On July 27,1994 we left Knoxville, TN and headed for Atikokan, Ontario. It was a grueling 26 hour bus trip that took us through Deluth ,MN. then across the border into Canada. The scout camp in Atikokan is a somewhat remote base camp with limited facilities ,but not nearly as limited as what was in Quetico Provincial Park, where we were headed on the 29th.
We departed from the Nyme Lake ranger station, crossed the Jump lake portage into Batchewaung Lake and made our first camp after a couple of hours of paddling. The next day included several portages. Before the Jesse Lake portage we saw a very large moose , the rack must have been six feet across, we just sat in the canoes and watched as he ate at the waters edge, when he finally departed we crossed into the next lake. We soon learned to be in the tents by 8:30 or fight a losing battle with mosquitoes. They sound like fighter planes coming in for refueling (on YOU). Fishing was great, Kent and myself never missed an evening while the boys where cooking super . Its perfect for adult leaders because the boys work with the interpreter on setting up camp, cooking and cleanup.
On day three we camped on an island that was great for fishing and catching crawdads, which we fixed for supper. To go to the bathroom you had to paddle to a larger island ,because ours was to small. The boys had a great time taking the other guys canoe or paddle while they were taking care of business in the woods. Beaver dams are everywhere causing alot of short portages but also creating some beautiful ponds. On day four we crossed the Oriana Portage into Quetico lake , after paddling about 16 kilometers, we passed another crew that was part of our contingent , they were taking a route opposite of ours. While in Quetico Lake we passed some cliffs with pictographs on them. The weather was really great for us ,cool in the evenings for sleeping ,sunny in the daytime for paddling and swimming. We never got caught on the lake in a rainstorm, it always rained at night, when it did rain.
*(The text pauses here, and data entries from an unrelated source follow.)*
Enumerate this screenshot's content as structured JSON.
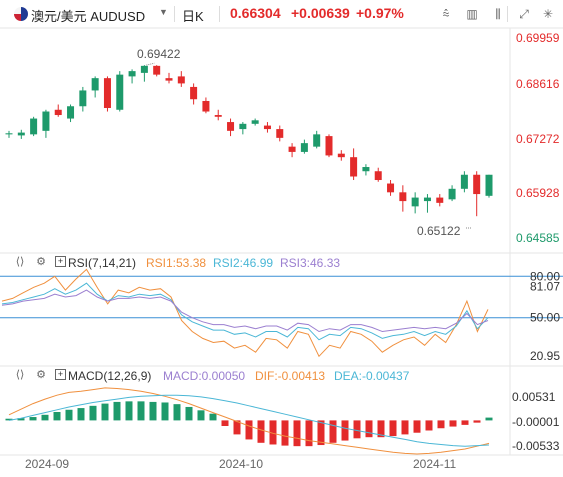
{
  "header": {
    "symbol": "澳元/美元 AUDUSD",
    "timeframe": "日K",
    "price": "0.66304",
    "change": "+0.00639",
    "change_pct": "+0.97%"
  },
  "colors": {
    "up": "#1e9a6b",
    "down": "#e32b2b",
    "rsi1": "#f0903e",
    "rsi2": "#4bb7d6",
    "rsi3": "#9b7fd0",
    "dif": "#f0903e",
    "dea": "#4bb7d6",
    "ref_line": "#3a8fd6"
  },
  "rsi_header": {
    "title": "RSI(7,14,21)",
    "rsi1": "RSI1:53.38",
    "rsi2": "RSI2:46.99",
    "rsi3": "RSI3:46.33"
  },
  "macd_header": {
    "title": "MACD(12,26,9)",
    "macd": "MACD:0.00050",
    "dif": "DIF:-0.00413",
    "dea": "DEA:-0.00437"
  },
  "chart_data": [
    {
      "type": "candlestick",
      "ylim": [
        0.643,
        0.7025
      ],
      "yticks": [
        "0.69959",
        "0.68616",
        "0.67272",
        "0.65928",
        "0.64585"
      ],
      "xticks": [
        "2024-09",
        "2024-10",
        "2024-11"
      ],
      "annotations": [
        "0.69422",
        "0.65122"
      ],
      "candles": [
        {
          "o": 0.6745,
          "h": 0.6755,
          "l": 0.6735,
          "c": 0.6748
        },
        {
          "o": 0.6742,
          "h": 0.6758,
          "l": 0.6732,
          "c": 0.675
        },
        {
          "o": 0.6745,
          "h": 0.6795,
          "l": 0.674,
          "c": 0.679
        },
        {
          "o": 0.6755,
          "h": 0.6815,
          "l": 0.6735,
          "c": 0.681
        },
        {
          "o": 0.6815,
          "h": 0.683,
          "l": 0.6795,
          "c": 0.68
        },
        {
          "o": 0.679,
          "h": 0.683,
          "l": 0.678,
          "c": 0.6825
        },
        {
          "o": 0.6825,
          "h": 0.688,
          "l": 0.681,
          "c": 0.687
        },
        {
          "o": 0.687,
          "h": 0.691,
          "l": 0.685,
          "c": 0.6905
        },
        {
          "o": 0.6905,
          "h": 0.691,
          "l": 0.681,
          "c": 0.682
        },
        {
          "o": 0.6815,
          "h": 0.6925,
          "l": 0.681,
          "c": 0.6915
        },
        {
          "o": 0.691,
          "h": 0.693,
          "l": 0.689,
          "c": 0.6925
        },
        {
          "o": 0.692,
          "h": 0.6942,
          "l": 0.6895,
          "c": 0.694
        },
        {
          "o": 0.694,
          "h": 0.6942,
          "l": 0.691,
          "c": 0.6915
        },
        {
          "o": 0.6905,
          "h": 0.692,
          "l": 0.689,
          "c": 0.6898
        },
        {
          "o": 0.691,
          "h": 0.6925,
          "l": 0.688,
          "c": 0.689
        },
        {
          "o": 0.688,
          "h": 0.689,
          "l": 0.683,
          "c": 0.6845
        },
        {
          "o": 0.684,
          "h": 0.685,
          "l": 0.6805,
          "c": 0.681
        },
        {
          "o": 0.68,
          "h": 0.6815,
          "l": 0.6785,
          "c": 0.6795
        },
        {
          "o": 0.678,
          "h": 0.679,
          "l": 0.674,
          "c": 0.6755
        },
        {
          "o": 0.676,
          "h": 0.678,
          "l": 0.6745,
          "c": 0.6775
        },
        {
          "o": 0.6775,
          "h": 0.679,
          "l": 0.677,
          "c": 0.6785
        },
        {
          "o": 0.677,
          "h": 0.678,
          "l": 0.675,
          "c": 0.676
        },
        {
          "o": 0.676,
          "h": 0.677,
          "l": 0.6725,
          "c": 0.6735
        },
        {
          "o": 0.671,
          "h": 0.672,
          "l": 0.668,
          "c": 0.6695
        },
        {
          "o": 0.6695,
          "h": 0.673,
          "l": 0.669,
          "c": 0.672
        },
        {
          "o": 0.671,
          "h": 0.6755,
          "l": 0.6705,
          "c": 0.6745
        },
        {
          "o": 0.674,
          "h": 0.6745,
          "l": 0.668,
          "c": 0.6685
        },
        {
          "o": 0.669,
          "h": 0.67,
          "l": 0.667,
          "c": 0.668
        },
        {
          "o": 0.668,
          "h": 0.6705,
          "l": 0.6615,
          "c": 0.6625
        },
        {
          "o": 0.664,
          "h": 0.666,
          "l": 0.6628,
          "c": 0.6652
        },
        {
          "o": 0.664,
          "h": 0.665,
          "l": 0.661,
          "c": 0.6615
        },
        {
          "o": 0.6605,
          "h": 0.6615,
          "l": 0.657,
          "c": 0.658
        },
        {
          "o": 0.658,
          "h": 0.66,
          "l": 0.6525,
          "c": 0.6555
        },
        {
          "o": 0.654,
          "h": 0.658,
          "l": 0.652,
          "c": 0.6565
        },
        {
          "o": 0.6555,
          "h": 0.6575,
          "l": 0.6522,
          "c": 0.6565
        },
        {
          "o": 0.6565,
          "h": 0.6575,
          "l": 0.654,
          "c": 0.655
        },
        {
          "o": 0.656,
          "h": 0.66,
          "l": 0.6555,
          "c": 0.659
        },
        {
          "o": 0.659,
          "h": 0.664,
          "l": 0.658,
          "c": 0.663
        },
        {
          "o": 0.663,
          "h": 0.664,
          "l": 0.6512,
          "c": 0.6575
        },
        {
          "o": 0.657,
          "h": 0.663,
          "l": 0.6565,
          "c": 0.663
        }
      ]
    },
    {
      "type": "line",
      "title": "RSI(7,14,21)",
      "ylim": [
        15,
        86
      ],
      "yticks": [
        "80.00",
        "81.07",
        "50.00",
        "20.95"
      ],
      "ref_lines": [
        80,
        50
      ],
      "series": [
        {
          "name": "RSI1",
          "values": [
            62,
            64,
            68,
            72,
            75,
            80,
            70,
            78,
            85,
            72,
            60,
            70,
            68,
            72,
            70,
            71,
            65,
            48,
            40,
            35,
            32,
            33,
            28,
            30,
            25,
            35,
            34,
            28,
            40,
            38,
            22,
            30,
            28,
            40,
            38,
            33,
            25,
            30,
            34,
            36,
            30,
            38,
            32,
            45,
            62,
            40,
            56
          ]
        },
        {
          "name": "RSI2",
          "values": [
            60,
            61,
            63,
            65,
            67,
            71,
            67,
            70,
            75,
            67,
            62,
            66,
            65,
            67,
            66,
            67,
            63,
            52,
            47,
            44,
            41,
            41,
            38,
            39,
            36,
            40,
            40,
            36,
            43,
            42,
            34,
            38,
            37,
            43,
            42,
            39,
            35,
            37,
            38,
            40,
            37,
            40,
            38,
            44,
            55,
            42,
            50
          ]
        },
        {
          "name": "RSI3",
          "values": [
            59,
            60,
            62,
            63,
            64,
            67,
            65,
            66,
            70,
            65,
            62,
            64,
            64,
            65,
            64,
            65,
            62,
            54,
            50,
            47,
            45,
            45,
            43,
            44,
            42,
            44,
            44,
            41,
            46,
            45,
            40,
            42,
            41,
            45,
            45,
            43,
            40,
            41,
            42,
            43,
            42,
            43,
            42,
            46,
            53,
            45,
            48
          ]
        }
      ]
    },
    {
      "type": "bar",
      "title": "MACD(12,26,9)",
      "ylim": [
        -0.006,
        0.0065
      ],
      "yticks": [
        "0.00531",
        "-0.00001",
        "-0.00533"
      ],
      "histogram": [
        0.0003,
        0.0004,
        0.0006,
        0.001,
        0.0015,
        0.0019,
        0.0022,
        0.0026,
        0.003,
        0.0033,
        0.0034,
        0.0034,
        0.0033,
        0.0032,
        0.0029,
        0.0024,
        0.0018,
        0.0012,
        -0.001,
        -0.0025,
        -0.0034,
        -0.004,
        -0.0043,
        -0.0045,
        -0.0046,
        -0.0046,
        -0.0044,
        -0.004,
        -0.0036,
        -0.0032,
        -0.003,
        -0.003,
        -0.0028,
        -0.0025,
        -0.0022,
        -0.0018,
        -0.0014,
        -0.0011,
        -0.0008,
        -0.0004,
        0.0005
      ],
      "series": [
        {
          "name": "DIF",
          "values": [
            0.001,
            0.002,
            0.003,
            0.0038,
            0.0045,
            0.005,
            0.0052,
            0.0055,
            0.0058,
            0.0057,
            0.0055,
            0.0052,
            0.0048,
            0.0043,
            0.0037,
            0.003,
            0.0022,
            0.0014,
            0.0006,
            -0.0002,
            -0.001,
            -0.0017,
            -0.0023,
            -0.0028,
            -0.0032,
            -0.0036,
            -0.0039,
            -0.0042,
            -0.0045,
            -0.0048,
            -0.0051,
            -0.0054,
            -0.0057,
            -0.0059,
            -0.006,
            -0.0059,
            -0.0057,
            -0.0054,
            -0.0051,
            -0.0046,
            -0.0041
          ]
        },
        {
          "name": "DEA",
          "values": [
            0.0,
            0.0004,
            0.0009,
            0.0014,
            0.0019,
            0.0024,
            0.0028,
            0.0032,
            0.0035,
            0.0038,
            0.0041,
            0.0043,
            0.0044,
            0.0045,
            0.0045,
            0.0044,
            0.0042,
            0.0039,
            0.0035,
            0.0031,
            0.0026,
            0.0021,
            0.0016,
            0.0011,
            0.0006,
            0.0001,
            -0.0004,
            -0.0009,
            -0.0014,
            -0.0018,
            -0.0022,
            -0.0026,
            -0.003,
            -0.0034,
            -0.0038,
            -0.0041,
            -0.0043,
            -0.0045,
            -0.0046,
            -0.0045,
            -0.0044
          ]
        }
      ]
    }
  ]
}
The wildlife was fantastic, we saw eagles ,otter, beaver, and on the last day we saw a mother bear and her three cubs. We found out the next day that she had been in one of our traveling companions camp early that morning. On the last day we crossed back into Batchwaung Bay to head back to Nyme Lake ranger station. It was so windy we decided to sail across the bay; we tied the dining fly to two paddles , the guys in the front held the paddles , the guys in the middle held the down lines ,and the guys in the back steered. I was setting in the middle(the garbage seat) so I had to hold all three canoes together.
When we got back to camp we got cleaned up and headed to a fish camp to feast on hamburgers, fries ,baked beans and cokes. It doesn’t sound much like a feast, but when you’ve been surviving on dried boy scout food for eight days a hamburger is a feast. The next morning we got an early start for the 26 hour return trip, this time through Thunder Bay, Canada. It was a great trip, one I hope to repeat in 1998 or 1999. The scout camp does a pretty good job of outfitting but it definitely isn’t high tech. I would suggest your own lightweight canoe, if you own one. The tents and the cook gear were fine, but you will want to take a couple of backpacking stoves. I would also suggest a compression sack for your sleeping bag and a self inflating thermarest is definitely worth the investment.